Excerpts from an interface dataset
↓

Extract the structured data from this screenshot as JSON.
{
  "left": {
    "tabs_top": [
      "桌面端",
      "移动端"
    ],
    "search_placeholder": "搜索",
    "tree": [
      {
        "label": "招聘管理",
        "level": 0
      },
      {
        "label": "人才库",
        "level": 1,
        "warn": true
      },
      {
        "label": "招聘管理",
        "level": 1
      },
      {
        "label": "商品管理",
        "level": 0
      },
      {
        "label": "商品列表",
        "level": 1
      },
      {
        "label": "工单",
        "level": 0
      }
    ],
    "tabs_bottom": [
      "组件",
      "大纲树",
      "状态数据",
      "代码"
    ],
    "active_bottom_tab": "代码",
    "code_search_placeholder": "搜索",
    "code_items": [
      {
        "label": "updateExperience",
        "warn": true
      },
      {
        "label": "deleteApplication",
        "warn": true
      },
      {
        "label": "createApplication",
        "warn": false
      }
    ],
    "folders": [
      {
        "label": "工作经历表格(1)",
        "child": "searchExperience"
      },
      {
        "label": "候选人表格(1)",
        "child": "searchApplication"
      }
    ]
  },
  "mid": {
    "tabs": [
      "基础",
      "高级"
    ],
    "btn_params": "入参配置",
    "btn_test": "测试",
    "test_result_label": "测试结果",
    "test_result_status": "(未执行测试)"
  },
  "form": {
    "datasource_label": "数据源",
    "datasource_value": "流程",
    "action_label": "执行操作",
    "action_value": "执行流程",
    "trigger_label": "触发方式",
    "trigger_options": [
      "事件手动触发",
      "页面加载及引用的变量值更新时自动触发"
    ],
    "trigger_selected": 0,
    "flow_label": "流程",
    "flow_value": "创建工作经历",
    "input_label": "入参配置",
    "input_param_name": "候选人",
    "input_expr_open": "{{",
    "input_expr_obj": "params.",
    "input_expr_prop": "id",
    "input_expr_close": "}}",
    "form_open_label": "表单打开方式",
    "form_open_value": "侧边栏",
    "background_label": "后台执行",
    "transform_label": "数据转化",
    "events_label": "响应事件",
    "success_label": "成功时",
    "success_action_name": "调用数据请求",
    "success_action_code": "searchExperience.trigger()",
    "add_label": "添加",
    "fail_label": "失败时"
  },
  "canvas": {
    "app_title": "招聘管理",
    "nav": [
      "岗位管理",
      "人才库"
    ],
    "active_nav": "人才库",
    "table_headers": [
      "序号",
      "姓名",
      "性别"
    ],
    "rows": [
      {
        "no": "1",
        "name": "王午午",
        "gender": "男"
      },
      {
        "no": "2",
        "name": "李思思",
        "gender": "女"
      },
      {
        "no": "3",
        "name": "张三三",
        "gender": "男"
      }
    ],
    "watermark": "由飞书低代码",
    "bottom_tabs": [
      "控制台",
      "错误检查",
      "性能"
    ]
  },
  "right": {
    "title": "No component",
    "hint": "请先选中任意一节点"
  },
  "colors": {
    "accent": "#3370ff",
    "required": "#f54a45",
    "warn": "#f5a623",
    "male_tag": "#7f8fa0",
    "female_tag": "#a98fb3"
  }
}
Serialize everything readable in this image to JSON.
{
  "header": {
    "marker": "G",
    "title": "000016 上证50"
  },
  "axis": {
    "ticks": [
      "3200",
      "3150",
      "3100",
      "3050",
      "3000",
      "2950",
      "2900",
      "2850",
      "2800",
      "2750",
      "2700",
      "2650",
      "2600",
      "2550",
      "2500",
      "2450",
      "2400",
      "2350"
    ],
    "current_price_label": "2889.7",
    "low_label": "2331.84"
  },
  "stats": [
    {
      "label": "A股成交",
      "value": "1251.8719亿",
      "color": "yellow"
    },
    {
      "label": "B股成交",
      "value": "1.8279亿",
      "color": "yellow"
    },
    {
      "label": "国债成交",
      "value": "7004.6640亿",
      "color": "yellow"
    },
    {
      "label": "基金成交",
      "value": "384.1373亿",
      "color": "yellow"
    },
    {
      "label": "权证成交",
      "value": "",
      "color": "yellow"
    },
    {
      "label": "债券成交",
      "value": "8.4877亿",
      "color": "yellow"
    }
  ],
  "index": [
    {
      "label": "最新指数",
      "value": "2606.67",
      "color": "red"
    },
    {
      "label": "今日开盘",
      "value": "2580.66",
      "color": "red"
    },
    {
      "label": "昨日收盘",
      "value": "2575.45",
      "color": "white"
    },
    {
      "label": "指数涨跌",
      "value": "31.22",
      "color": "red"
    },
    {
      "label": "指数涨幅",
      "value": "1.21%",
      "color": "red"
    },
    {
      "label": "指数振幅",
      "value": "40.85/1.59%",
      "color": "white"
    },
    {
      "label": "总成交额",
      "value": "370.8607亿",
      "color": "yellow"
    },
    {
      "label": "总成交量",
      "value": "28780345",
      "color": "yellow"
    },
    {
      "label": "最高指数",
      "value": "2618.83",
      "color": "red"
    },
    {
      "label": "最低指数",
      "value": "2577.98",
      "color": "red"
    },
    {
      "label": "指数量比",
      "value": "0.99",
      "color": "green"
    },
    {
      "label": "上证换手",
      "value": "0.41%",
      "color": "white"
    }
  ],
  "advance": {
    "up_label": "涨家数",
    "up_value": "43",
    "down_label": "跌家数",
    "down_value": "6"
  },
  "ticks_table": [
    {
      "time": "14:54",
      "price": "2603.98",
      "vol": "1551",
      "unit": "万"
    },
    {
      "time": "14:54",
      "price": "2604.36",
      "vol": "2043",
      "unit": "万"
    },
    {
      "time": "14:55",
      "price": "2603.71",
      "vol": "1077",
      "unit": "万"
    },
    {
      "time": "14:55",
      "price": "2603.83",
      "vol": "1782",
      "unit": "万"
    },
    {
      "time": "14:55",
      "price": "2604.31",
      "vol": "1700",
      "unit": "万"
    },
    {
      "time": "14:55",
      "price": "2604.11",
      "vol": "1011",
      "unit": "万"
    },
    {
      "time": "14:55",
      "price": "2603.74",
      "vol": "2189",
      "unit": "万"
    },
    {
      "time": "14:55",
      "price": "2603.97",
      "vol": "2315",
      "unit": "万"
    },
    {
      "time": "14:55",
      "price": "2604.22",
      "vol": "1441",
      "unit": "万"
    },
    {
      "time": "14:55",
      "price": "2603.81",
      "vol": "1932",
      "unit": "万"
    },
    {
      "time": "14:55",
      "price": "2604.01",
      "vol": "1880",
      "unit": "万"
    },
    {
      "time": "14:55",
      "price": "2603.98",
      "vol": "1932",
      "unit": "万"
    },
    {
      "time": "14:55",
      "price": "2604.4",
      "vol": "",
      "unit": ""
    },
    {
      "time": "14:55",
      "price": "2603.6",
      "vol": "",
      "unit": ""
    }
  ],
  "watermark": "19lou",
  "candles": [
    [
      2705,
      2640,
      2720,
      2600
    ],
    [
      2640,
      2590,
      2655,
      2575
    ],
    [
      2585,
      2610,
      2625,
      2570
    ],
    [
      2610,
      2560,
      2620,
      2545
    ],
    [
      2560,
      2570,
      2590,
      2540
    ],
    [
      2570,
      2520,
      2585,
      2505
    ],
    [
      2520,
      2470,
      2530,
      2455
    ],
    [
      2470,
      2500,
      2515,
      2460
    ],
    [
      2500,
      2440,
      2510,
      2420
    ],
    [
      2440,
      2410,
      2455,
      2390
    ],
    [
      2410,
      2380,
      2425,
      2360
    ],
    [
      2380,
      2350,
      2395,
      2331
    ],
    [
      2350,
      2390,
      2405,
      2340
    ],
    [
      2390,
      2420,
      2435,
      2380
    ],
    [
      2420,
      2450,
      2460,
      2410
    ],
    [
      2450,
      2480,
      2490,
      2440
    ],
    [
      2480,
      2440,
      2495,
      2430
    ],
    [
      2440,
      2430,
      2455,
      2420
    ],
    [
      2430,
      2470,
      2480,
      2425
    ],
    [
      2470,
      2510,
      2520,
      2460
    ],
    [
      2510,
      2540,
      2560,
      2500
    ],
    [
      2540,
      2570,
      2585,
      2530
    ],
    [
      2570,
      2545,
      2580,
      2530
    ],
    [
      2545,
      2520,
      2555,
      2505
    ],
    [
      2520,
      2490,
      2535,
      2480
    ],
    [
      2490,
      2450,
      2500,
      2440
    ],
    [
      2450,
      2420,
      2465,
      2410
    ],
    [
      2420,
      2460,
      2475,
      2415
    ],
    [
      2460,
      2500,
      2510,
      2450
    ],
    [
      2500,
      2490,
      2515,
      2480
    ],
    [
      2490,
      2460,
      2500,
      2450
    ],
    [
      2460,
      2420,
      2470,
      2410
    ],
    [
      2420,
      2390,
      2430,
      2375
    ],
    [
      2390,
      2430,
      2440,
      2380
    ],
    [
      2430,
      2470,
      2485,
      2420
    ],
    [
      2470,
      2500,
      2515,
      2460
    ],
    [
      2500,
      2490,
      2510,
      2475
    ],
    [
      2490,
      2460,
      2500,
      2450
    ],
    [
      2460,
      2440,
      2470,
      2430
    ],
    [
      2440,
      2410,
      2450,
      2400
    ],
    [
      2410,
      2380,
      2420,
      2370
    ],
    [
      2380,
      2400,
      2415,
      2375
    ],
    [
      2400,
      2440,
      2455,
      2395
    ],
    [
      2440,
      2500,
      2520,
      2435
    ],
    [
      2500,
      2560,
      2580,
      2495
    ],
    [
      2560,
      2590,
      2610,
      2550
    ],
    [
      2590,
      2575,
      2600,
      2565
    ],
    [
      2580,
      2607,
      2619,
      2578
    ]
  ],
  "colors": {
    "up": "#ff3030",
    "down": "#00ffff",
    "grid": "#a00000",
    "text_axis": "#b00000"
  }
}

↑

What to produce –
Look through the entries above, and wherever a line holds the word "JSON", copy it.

Written answer –
Extract the structured data from this screenshot as JSON.
Serialize everything readable in this image to JSON.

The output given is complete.